Achieving A Growth Mindset
failing and losing more
The old adage of Thomas Edison being asked, “What did it feel like failing 1,000 times before creating the light bulb?” and Edison responding…
“I didn’t fail 1,000 times, the light bulb was an invention with 1,000 steps”
is used over and over again to demonstrate to people that before success can be realized there needs to be failure. It is easy to hear this quote and think, “yeah, sure that makes sense…it is okay to mess up because ultimately you will achieve what you are trying to achieve.” However, this concept of failing, or losing goes well beyond just this quote.
The idea of losing more is something that I thought about for a blog post a few weeks back but was not sure of the best way to present it so it would be received well by the reader. I determined that the process of truly gaining anything from a failure or a loss is a cyclical process.
The process starts with an openness to losing or failure, the act of losing or failing, and then the response to that loss or failure.
This process is a classic feedback loop where one decision is capable of informing the next, continuously. However, one does not have the honor and pleasure of being in this feedback loop if they do not first have an openness to failure.
An openness to failure is something that takes a lot of maturity and personal fortitude to discover. This openness to failure means that one knowingly and willingly places themselves in challenging situations with the foresight to know that they can and will likely fail at some point along the line. This manifests itself by being the individual at work who takes on the challenging project with the challenging staffer that other colleagues may not like, by attending a social gathering that may be uncomfortable for you, by registering for an Olympic lifting meet, by participating in the CrossFit Open and doing all of the workouts not just the ones you know you will do well in, by sticking to a program and following the program rather than cherry picking across multiple programs.
Once you have opened yourself up to failure and have determined that you are willing to fail, the battle towards achieving a growth mindset is only 33% complete.
The next step is the act of failing.
Failure happens to everyone many times throughout the course of one’s life, but it is the people who are able to recognize the act of failure as an opportunity to grow that will achieve more personal growth than those who recognize failure as an isolated event.
When failure happens, as it will, in order to achieve a growth mindset, the individual needs to recognize that they failed because of no one’s fault but their own. Sure, there may have been others involved in the work stream project that was not successful, but failure occurred because of something that you personally could have done differently. It is detrimentally important that we recognize the mistakes that we personally made that led us to failure and that we own these mistakes like we have never owned something before.

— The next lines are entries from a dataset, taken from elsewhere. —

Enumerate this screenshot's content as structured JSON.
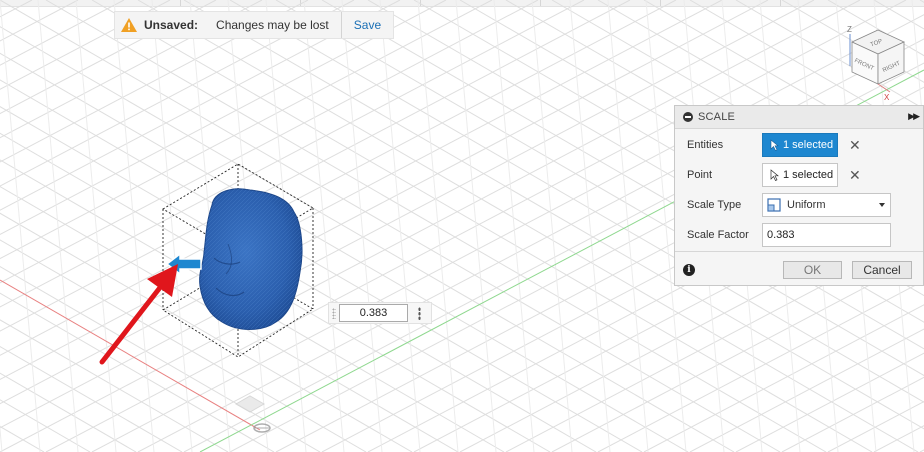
{
  "unsaved": {
    "label": "Unsaved:",
    "message": "Changes may be lost",
    "save_label": "Save"
  },
  "viewcube": {
    "faces": [
      "TOP",
      "FRONT",
      "RIGHT"
    ],
    "axes": [
      "Z",
      "X"
    ]
  },
  "scale_panel": {
    "title": "SCALE",
    "entities_label": "Entities",
    "entities_value": "1 selected",
    "point_label": "Point",
    "point_value": "1 selected",
    "scale_type_label": "Scale Type",
    "scale_type_value": "Uniform",
    "scale_factor_label": "Scale Factor",
    "scale_factor_value": "0.383",
    "ok_label": "OK",
    "cancel_label": "Cancel"
  },
  "canvas_input": {
    "value": "0.383"
  },
  "colors": {
    "accent_blue": "#1e87d0",
    "model_blue": "#2c5fae",
    "arrow_red": "#e0161c",
    "axis_green": "#4ec24e",
    "axis_red": "#e05a5a",
    "grid": "#dcdcdc"
  }
}
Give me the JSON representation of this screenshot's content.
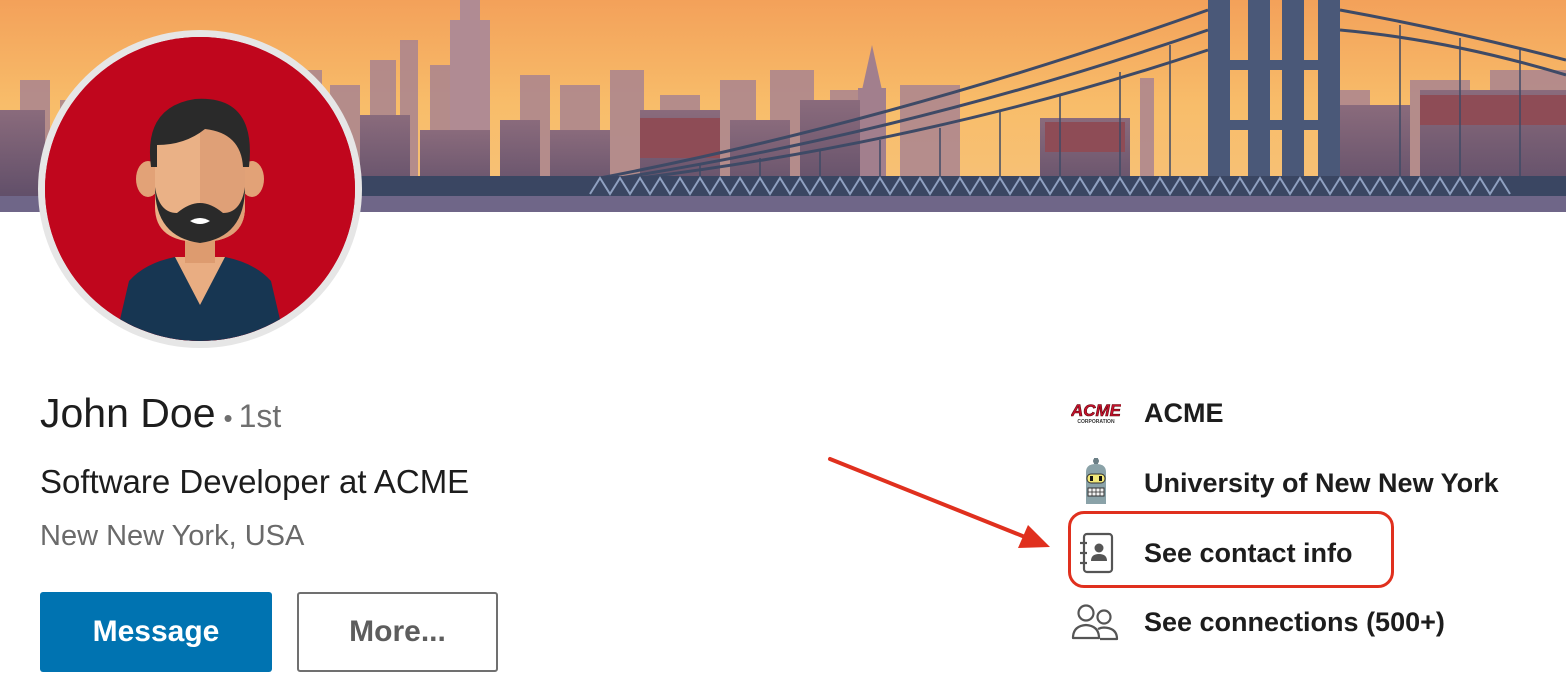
{
  "profile": {
    "name": "John Doe",
    "degree": "1st",
    "degree_separator": "•",
    "headline": "Software Developer at ACME",
    "location": "New New York, USA"
  },
  "actions": {
    "message_label": "Message",
    "more_label": "More..."
  },
  "sidebar": {
    "items": [
      {
        "label": "ACME",
        "icon": "acme-logo-icon",
        "logo_text": "ACME",
        "logo_subtext": "CORPORATION"
      },
      {
        "label": "University of New New York",
        "icon": "robot-logo-icon"
      },
      {
        "label": "See contact info",
        "icon": "contact-book-icon"
      },
      {
        "label": "See connections (500+)",
        "icon": "people-icon"
      }
    ]
  },
  "colors": {
    "primary_button": "#0073b1",
    "avatar_background": "#c0061d",
    "annotation": "#e0301e",
    "banner_sky": "#f6b863"
  }
}
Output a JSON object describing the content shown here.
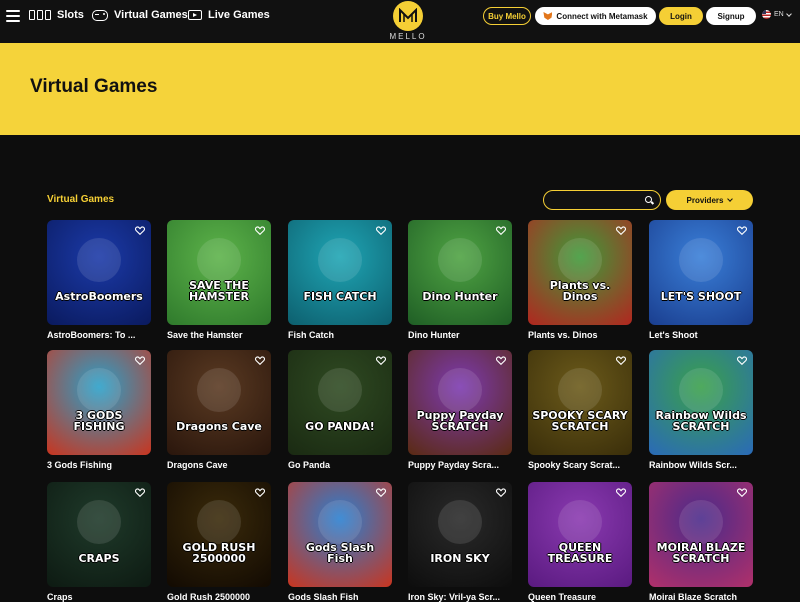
{
  "header": {
    "nav": [
      {
        "label": "Slots",
        "icon": "slots-icon"
      },
      {
        "label": "Virtual Games",
        "icon": "gamepad-icon"
      },
      {
        "label": "Live Games",
        "icon": "live-icon"
      }
    ],
    "logo_text": "MELLO",
    "buy_label": "Buy Mello",
    "metamask_label": "Connect with Metamask",
    "login_label": "Login",
    "signup_label": "Signup",
    "lang_label": "EN"
  },
  "banner": {
    "title": "Virtual Games"
  },
  "section": {
    "title": "Virtual Games",
    "search_placeholder": "",
    "providers_label": "Providers"
  },
  "games": [
    {
      "name": "AstroBoomers: To ...",
      "art": "AstroBoomers",
      "bg1": "#1b3aa8",
      "bg2": "#0a1a5e"
    },
    {
      "name": "Save the Hamster",
      "art": "SAVE THE HAMSTER",
      "bg1": "#5db34a",
      "bg2": "#2f7a2c"
    },
    {
      "name": "Fish Catch",
      "art": "FISH CATCH",
      "bg1": "#1fa5b4",
      "bg2": "#0d5f6e"
    },
    {
      "name": "Dino Hunter",
      "art": "Dino Hunter",
      "bg1": "#4fa343",
      "bg2": "#1f5e25"
    },
    {
      "name": "Plants vs. Dinos",
      "art": "Plants vs. Dinos",
      "bg1": "#3f9a3a",
      "bg2": "#b2261f"
    },
    {
      "name": "Let's Shoot",
      "art": "LET'S SHOOT",
      "bg1": "#3a7fd8",
      "bg2": "#1a3e8f"
    },
    {
      "name": "3 Gods Fishing",
      "art": "3 GODS FISHING",
      "bg1": "#2aa0c9",
      "bg2": "#c9351f"
    },
    {
      "name": "Dragons Cave",
      "art": "Dragons Cave",
      "bg1": "#5a3a22",
      "bg2": "#2a160c"
    },
    {
      "name": "Go Panda",
      "art": "GO PANDA!",
      "bg1": "#2f4a22",
      "bg2": "#1a2a12"
    },
    {
      "name": "Puppy Payday Scra...",
      "art": "Puppy Payday SCRATCH",
      "bg1": "#7c3ab0",
      "bg2": "#5a2a12"
    },
    {
      "name": "Spooky Scary Scrat...",
      "art": "SPOOKY SCARY SCRATCH",
      "bg1": "#6b5a1a",
      "bg2": "#3a2e0a"
    },
    {
      "name": "Rainbow Wilds Scr...",
      "art": "Rainbow Wilds SCRATCH",
      "bg1": "#3aa04a",
      "bg2": "#2a6ab8"
    },
    {
      "name": "Craps",
      "art": "CRAPS",
      "bg1": "#1f3a2a",
      "bg2": "#0d1a12"
    },
    {
      "name": "Gold Rush 2500000",
      "art": "GOLD RUSH 2500000",
      "bg1": "#3a2a0a",
      "bg2": "#120a02"
    },
    {
      "name": "Gods Slash Fish",
      "art": "Gods Slash Fish",
      "bg1": "#2a7fd0",
      "bg2": "#c9351f"
    },
    {
      "name": "Iron Sky: Vril-ya Scr...",
      "art": "IRON SKY",
      "bg1": "#2a2a2a",
      "bg2": "#0d0d0d"
    },
    {
      "name": "Queen Treasure",
      "art": "QUEEN TREASURE",
      "bg1": "#8a3ab0",
      "bg2": "#5a1a80"
    },
    {
      "name": "Moirai Blaze Scratch",
      "art": "MOIRAI BLAZE SCRATCH",
      "bg1": "#4a2a8a",
      "bg2": "#b0306a"
    }
  ],
  "colors": {
    "accent": "#f5cf35",
    "background": "#0d0d0d"
  }
}
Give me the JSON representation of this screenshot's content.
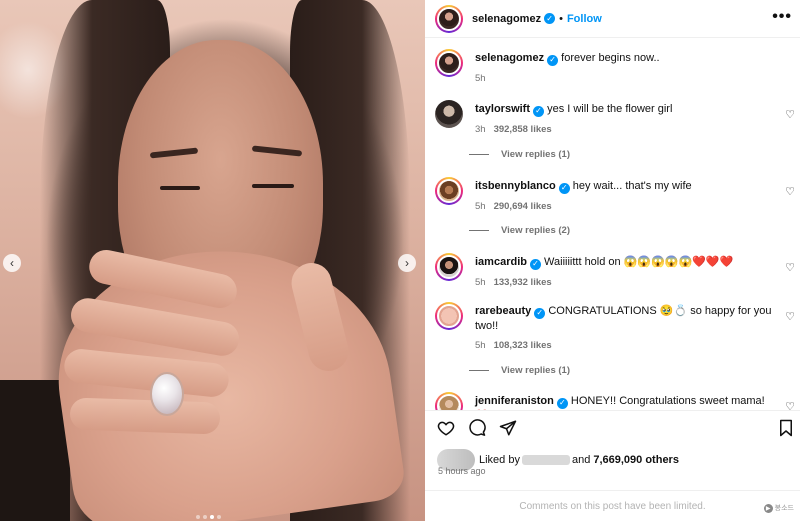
{
  "post": {
    "username": "selenagomez",
    "follow_label": "Follow",
    "caption": "forever begins now..",
    "caption_time": "5h"
  },
  "photo": {
    "slide_count": 4,
    "active_slide": 3
  },
  "comments": [
    {
      "username": "taylorswift",
      "text": "yes I will be the flower girl",
      "time": "3h",
      "likes": "392,858 likes",
      "replies": "View replies (1)"
    },
    {
      "username": "itsbennyblanco",
      "text": "hey wait... that's my wife",
      "time": "5h",
      "likes": "290,694 likes",
      "replies": "View replies (2)"
    },
    {
      "username": "iamcardib",
      "text": "Waiiiiittt hold on 😱😱😱😱😱❤️❤️❤️",
      "time": "5h",
      "likes": "133,932 likes",
      "replies": ""
    },
    {
      "username": "rarebeauty",
      "text": "CONGRATULATIONS 🥹💍 so happy for you two!!",
      "time": "5h",
      "likes": "108,323 likes",
      "replies": "View replies (1)"
    },
    {
      "username": "jenniferaniston",
      "text": "HONEY!! Congratulations sweet mama! ❤️",
      "time": "",
      "likes": "",
      "replies": ""
    }
  ],
  "likes": {
    "prefix": "Liked by",
    "suffix": "and",
    "others": "7,669,090 others",
    "time": "5 hours ago"
  },
  "footer": {
    "limited": "Comments on this post have been limited.",
    "watermark": "봉소드"
  },
  "colors": {
    "accent": "#0095f6",
    "muted": "#737373"
  }
}
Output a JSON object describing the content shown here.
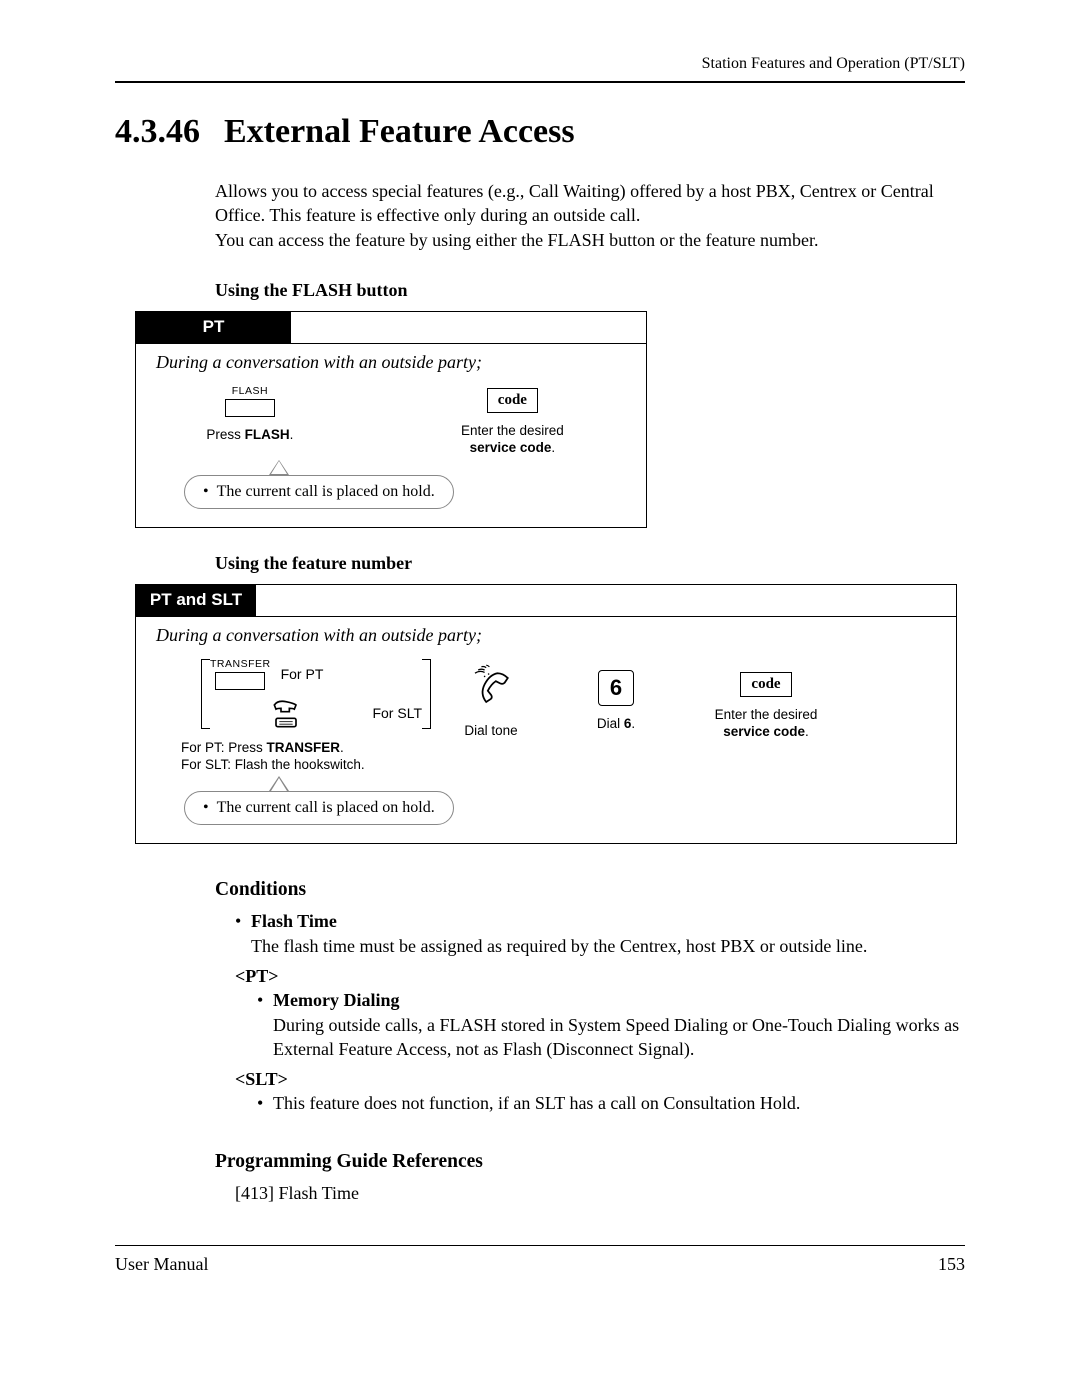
{
  "running_head": "Station Features and Operation (PT/SLT)",
  "section_number": "4.3.46",
  "section_title": "External Feature Access",
  "intro_p1": "Allows you to access special features (e.g., Call Waiting) offered by a host PBX, Centrex or Central Office. This feature is effective only during an outside call.",
  "intro_p2": "You can access the feature by using either the FLASH button or the feature number.",
  "proc1": {
    "heading": "Using the FLASH button",
    "tab": "PT",
    "caption": "During a conversation with an outside party;",
    "flash_label": "FLASH",
    "step1_text_a": "Press ",
    "step1_text_b": "FLASH",
    "step1_text_c": ".",
    "code_label": "code",
    "step2_text_a": "Enter the desired",
    "step2_text_b": "service code",
    "step2_text_c": ".",
    "note": "The current call is placed on hold."
  },
  "proc2": {
    "heading": "Using the feature number",
    "tab": "PT and SLT",
    "caption": "During a conversation with an outside party;",
    "transfer_label": "TRANSFER",
    "for_pt": "For PT",
    "for_slt": "For SLT",
    "step1_line1_a": "For PT: Press ",
    "step1_line1_b": "TRANSFER",
    "step1_line1_c": ".",
    "step1_line2": "For SLT: Flash the hookswitch.",
    "dial_tone": "Dial tone",
    "digit": "6",
    "dial6_a": "Dial ",
    "dial6_b": "6",
    "dial6_c": ".",
    "code_label": "code",
    "step4_text_a": "Enter the desired",
    "step4_text_b": "service code",
    "step4_text_c": ".",
    "note": "The current call is placed on hold."
  },
  "conditions": {
    "heading": "Conditions",
    "flash_time_label": "Flash Time",
    "flash_time_text": "The flash time must be assigned as required by the Centrex, host PBX or outside line.",
    "pt_label": "<PT>",
    "memory_label": "Memory Dialing",
    "memory_text": "During outside calls, a FLASH stored in System Speed Dialing or One-Touch Dialing works as External Feature Access, not as Flash (Disconnect Signal).",
    "slt_label": "<SLT>",
    "slt_text": "This feature does not function, if an SLT has a call on Consultation Hold."
  },
  "prog_refs": {
    "heading": "Programming Guide References",
    "item": "[413] Flash Time"
  },
  "footer_left": "User Manual",
  "footer_right": "153"
}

The second that we start to even slightly accredit our failure with something someone else did, regardless of how close or involved they were to the event or project, the second we lose ownership of our failure and thus, we lose any growth we may have achieved from our failure.
The third and final aspect of the failure/loss feedback loop and the final portion of the growth mindset triad is our response to failure.
Do we learn and continue to open ourselves up to failure or do we remain stubborn and afraid and remove ourselves from future situations where we may have the opportunity to fail?
If we decide not to learn from our failures and that failure was too painful and thus, we do not want to be in situations where we could fail again, we pull ourselves out of the feedback and cut ourselves off from the growth mindset feedback loop.
Rather, if we process our failure, take heed of exactly why we failed and how we could improve if placed in a similar situation, and then willingly continue to place ourselves in situations where we are vulnerable to failure, then we remain in the growth mindset feedback loop.
It is through this growth mindset feedback loop that we can continue to grow throughout our lives even once we have “established” ourselves in a certain aspect of our life. Individuals who find themselves bored and stuck in the monotony of life are individuals who at some point in their life experienced failure, decided it was too frightening, never wanted to experience it again and thus intentionally removed themselves from the growth mindset feedback loop.
However, it is the people who intentionally remain in this feedback loop that find growth in failure, learn more about themselves through failure and live fulfilling and purposeful lives.
Throughout life, stay within the growth mindset feedback loop by continually finding new and exciting ways to fail because it is through this failure and the vulnerability associated with failure that you improve, that you grow as a person and that you can help others grow.
Disclaimer: The ideas, thoughts, and suggestions detailed in this blog post and subsequent blog posts are the ideas, thoughts, and suggestions of Matt Moosavian and are not necessarily reflective of Urban Athletic Club as a whole, or the UAC staff individually. More Blog Posts.